So tonight I made myself a kind of Greek-inflected cousin of these; Croque Kyrie, I suppose I could call it.  Delicious, dead easy, and I imagine it would also work well with the splendid substance that is Genius Bread, for my coeliac friends.

Went down very well with the G&T, too.

For each person, you will need:
2 slices off a sandwich loaf
2 eggs
some feta cheese
olive oil
a tomato

Beat the eggs thoroughly with some pepper and pour over the sliced bread in a flat dish.  Leave to soak for half an hour minimum.  Sandwich two slices of the soggy eggy bread with a thinnish slice of feta cheese and press down hard.  Yes, you will get eggy fingers.  Tough.  Wash your hands.

Heat a bit of olive oil in a frying pan; get it good and hot to start with.  Pick up your gooey eggy cheese sarnie and slip it into the hot oil.  Fry for five minutes on a fairly high heat, then turn the heat down to pretty low and turn the sandwich over carefully with a spatula.  Continue cooking on the other side.  Turn again after a while.  Turn it two or three times altogether; gently does it each time.  The idea is never to let it burn but to get all the egg cooked and the cheese all melted and delish.  Part of the way thru', put in the halved tomato, skin side down, beside the sandwich, and fry that as well.  Ideally you want to get the tomato just slightly blackened on the skin and volcanically hot inside.  Serve hot, with some olives for an additional punch of flavour.

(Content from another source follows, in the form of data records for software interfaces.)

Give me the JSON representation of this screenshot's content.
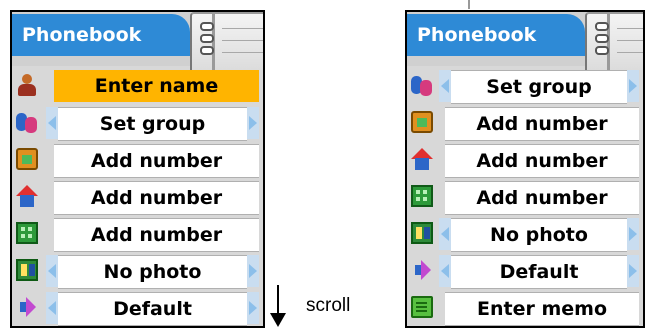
{
  "left_screen": {
    "title": "Phonebook",
    "rows": [
      {
        "icon": "person-icon",
        "label": "Enter name",
        "style": "highlight"
      },
      {
        "icon": "group-icon",
        "label": "Set group",
        "style": "selector"
      },
      {
        "icon": "mobile-phone-icon",
        "label": "Add number",
        "style": "field"
      },
      {
        "icon": "home-icon",
        "label": "Add number",
        "style": "field"
      },
      {
        "icon": "office-icon",
        "label": "Add number",
        "style": "field"
      },
      {
        "icon": "photo-icon",
        "label": "No photo",
        "style": "selector"
      },
      {
        "icon": "ringtone-icon",
        "label": "Default",
        "style": "selector"
      }
    ]
  },
  "right_screen": {
    "title": "Phonebook",
    "rows": [
      {
        "icon": "group-icon",
        "label": "Set group",
        "style": "selector"
      },
      {
        "icon": "mobile-phone-icon",
        "label": "Add number",
        "style": "field"
      },
      {
        "icon": "home-icon",
        "label": "Add number",
        "style": "field"
      },
      {
        "icon": "office-icon",
        "label": "Add number",
        "style": "field"
      },
      {
        "icon": "photo-icon",
        "label": "No photo",
        "style": "selector"
      },
      {
        "icon": "ringtone-icon",
        "label": "Default",
        "style": "selector"
      },
      {
        "icon": "memo-icon",
        "label": "Enter memo",
        "style": "field"
      }
    ]
  },
  "scroll_label": "scroll",
  "colors": {
    "title_bar": "#2e8ad6",
    "highlight": "#ffb400",
    "selector_arrow": "#8cbfea"
  }
}
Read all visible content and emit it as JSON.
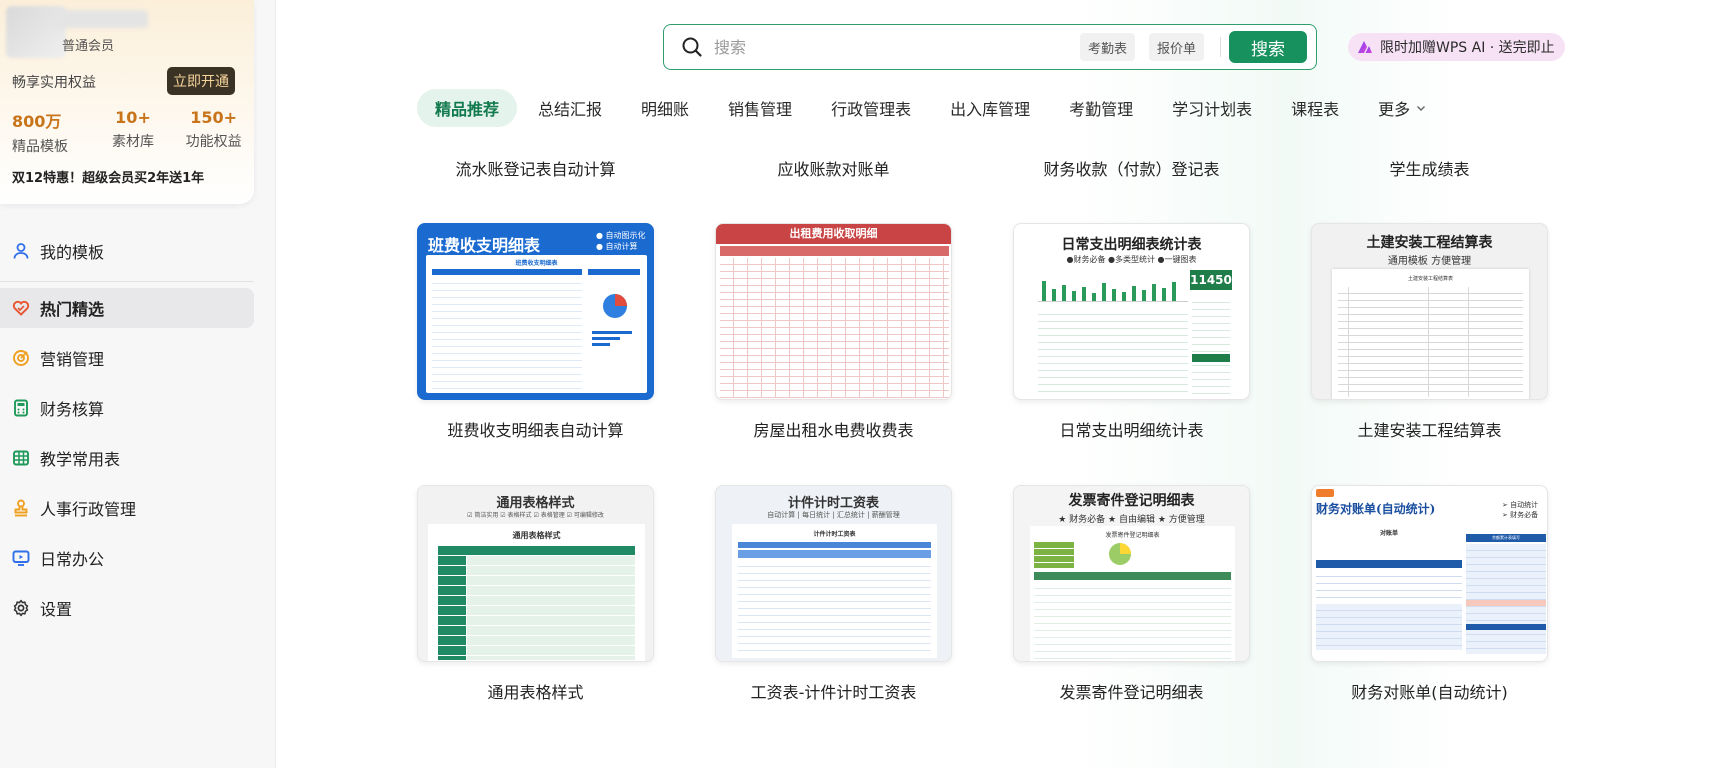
{
  "sidebar": {
    "member_level": "普通会员",
    "benefit_text": "畅享实用权益",
    "open_button": "立即开通",
    "stats": [
      {
        "value": "800万",
        "label": "精品模板"
      },
      {
        "value": "10+",
        "label": "素材库"
      },
      {
        "value": "150+",
        "label": "功能权益"
      }
    ],
    "promo": "双12特惠！超级会员买2年送1年",
    "nav": [
      {
        "label": "我的模板",
        "icon": "user-icon",
        "color": "#2f6fe8"
      },
      {
        "label": "热门精选",
        "icon": "heart-icon",
        "color": "#e8542f",
        "active": true
      },
      {
        "label": "营销管理",
        "icon": "target-icon",
        "color": "#f0a020"
      },
      {
        "label": "财务核算",
        "icon": "calculator-icon",
        "color": "#1f9a5a"
      },
      {
        "label": "教学常用表",
        "icon": "table-icon",
        "color": "#1f9a5a"
      },
      {
        "label": "人事行政管理",
        "icon": "stamp-icon",
        "color": "#f0a020"
      },
      {
        "label": "日常办公",
        "icon": "monitor-icon",
        "color": "#2f6fe8"
      },
      {
        "label": "设置",
        "icon": "gear-icon",
        "color": "#333333"
      }
    ]
  },
  "search": {
    "placeholder": "搜索",
    "chips": [
      "考勤表",
      "报价单"
    ],
    "button": "搜索"
  },
  "ai_promo": "限时加赠WPS AI · 送完即止",
  "tabs": [
    {
      "label": "精品推荐",
      "active": true
    },
    {
      "label": "总结汇报"
    },
    {
      "label": "明细账"
    },
    {
      "label": "销售管理"
    },
    {
      "label": "行政管理表"
    },
    {
      "label": "出入库管理"
    },
    {
      "label": "考勤管理"
    },
    {
      "label": "学习计划表"
    },
    {
      "label": "课程表"
    },
    {
      "label": "更多"
    }
  ],
  "cards": {
    "row0": [
      "流水账登记表自动计算",
      "应收账款对账单",
      "财务收款（付款）登记表",
      "学生成绩表"
    ],
    "row1": [
      "班费收支明细表自动计算",
      "房屋出租水电费收费表",
      "日常支出明细统计表",
      "土建安装工程结算表"
    ],
    "row2": [
      "通用表格样式",
      "工资表-计件计时工资表",
      "发票寄件登记明细表",
      "财务对账单(自动统计)"
    ]
  },
  "thumbs": {
    "t1": {
      "title": "班费收支明细表",
      "tag1": "● 自动图示化",
      "tag2": "● 自动计算",
      "sub": "班费收支明细表"
    },
    "t2": {
      "title": "出租费用收取明细"
    },
    "t3": {
      "title": "日常支出明细表统计表",
      "sub": "●财务必备  ●多类型统计  ●一键图表",
      "big": "11450"
    },
    "t4": {
      "title": "土建安装工程结算表",
      "sub": "通用模板 方便管理",
      "inner": "土建安装工程结算表"
    },
    "t5": {
      "title": "通用表格样式",
      "sub": "☑ 简洁实用   ☑ 表格样式   ☑ 表格管理   ☑ 可编辑修改",
      "inner": "通用表格样式"
    },
    "t6": {
      "title": "计件计时工资表",
      "sub": "自动计算 | 每日统计 | 汇总统计 | 薪酬管理",
      "inner": "计件计时工资表"
    },
    "t7": {
      "title": "发票寄件登记明细表",
      "sub": "★ 财务必备  ★ 自由编辑  ★ 方便管理",
      "inner": "发票寄件登记明细表"
    },
    "t8": {
      "title": "财务对账单(自动统计)",
      "tag1": "➢ 自动统计",
      "tag2": "➢ 财务必备",
      "inner": "对账单",
      "inner2": "余额累计表填写"
    }
  },
  "colors": {
    "accent": "#17915d",
    "active_tab_bg": "#e4f3ec",
    "vip_gold": "#c8741a"
  }
}
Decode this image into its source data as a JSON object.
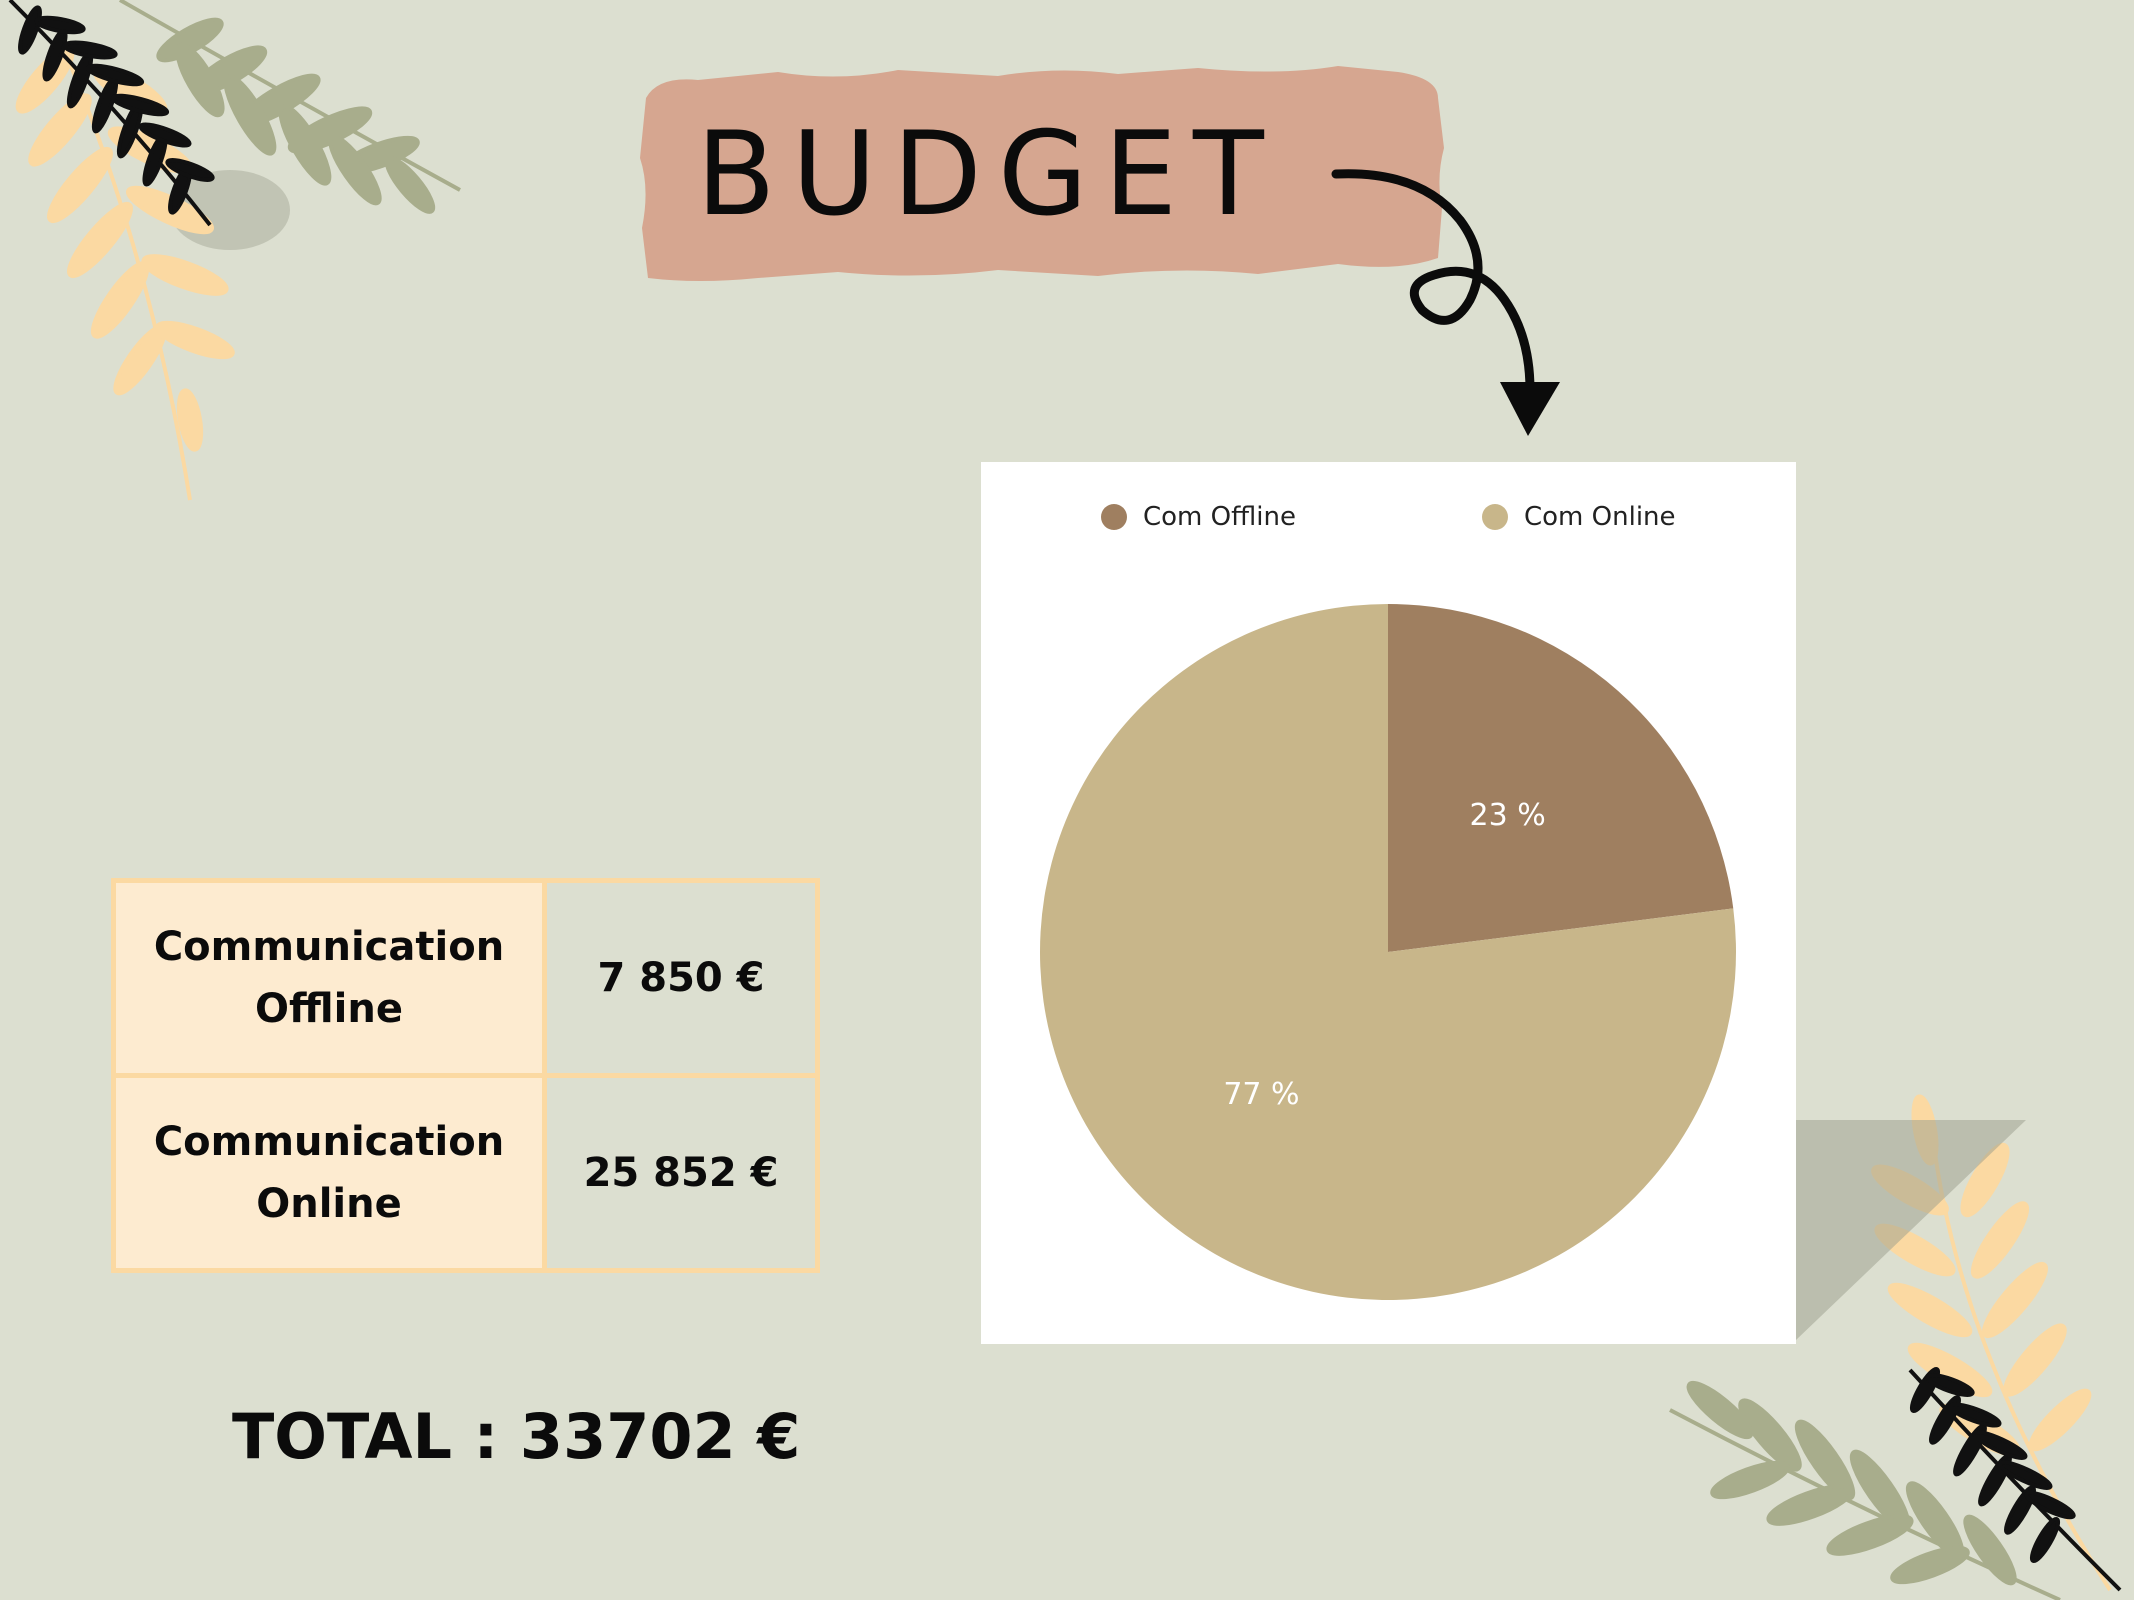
{
  "title": "BUDGET",
  "colors": {
    "background": "#dcdfd0",
    "banner": "#d6a690",
    "offline": "#9f7f60",
    "online": "#c8b68a",
    "table_border": "#fbd9a2",
    "table_label_bg": "#fdebd0"
  },
  "table": {
    "rows": [
      {
        "label_line1": "Communication",
        "label_line2": "Offline",
        "value": "7 850 €"
      },
      {
        "label_line1": "Communication",
        "label_line2": "Online",
        "value": "25 852 €"
      }
    ]
  },
  "total": "TOTAL : 33702 €",
  "chart_data": {
    "type": "pie",
    "legend_position": "top",
    "series": [
      {
        "name": "Com Offline",
        "value": 23,
        "label": "23 %",
        "color": "#9f7f60"
      },
      {
        "name": "Com Online",
        "value": 77,
        "label": "77 %",
        "color": "#c8b68a"
      }
    ]
  },
  "icons": [
    "palm-leaf-icon",
    "curly-arrow-icon"
  ]
}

Incidentally, this would make very good hot canapes if you cut it into 1 inch squares.

After that I watched the cricket highlights from Old Trafford.  YEAH.  OKAY.

Not only are England doing okay in the test match but it's been a good week culturally as well.  Last Thursday I went to see "Guardians of the Galaxy", which is rollicking good stuff, thoroughly exciting, almost unnaturally well-cast (a Marvel speciality, this) and looks fantastic as well.  Last weekend I went to a wonderful show at Dulwich Picture Gallery, "Art and Life", with some stunning pieces by Winifred Nicolson, one of my heroine artists.  I've also seen "The Immigrant" recently on dvd; that looks tremendous, too, and it's brilliant as well - but heart-breakingly sad.  And finally I've been getting on with some sewing and I've written about 4,000 words on the western story.  Add in that excellent posh tea as well and it's not been a bad seven days.

And since I haven't seen the crush since then, except briefly in the distance, I am getting over the hiccough of seeing him last Friday, too.  Bless him, dear man.  I am determined to put this behind me.  I really don't want to cause him a problem (he's a very nice chap & I'd hate it if I did) so this is just as well, really.  I vow to let it go.  I will let it go.  I will.  I swear.  Or at least, the gin swears.  Gin is much given to that, after all.

And tomorrow is Friday again.  Good grief, where do the weeks go?

No comments: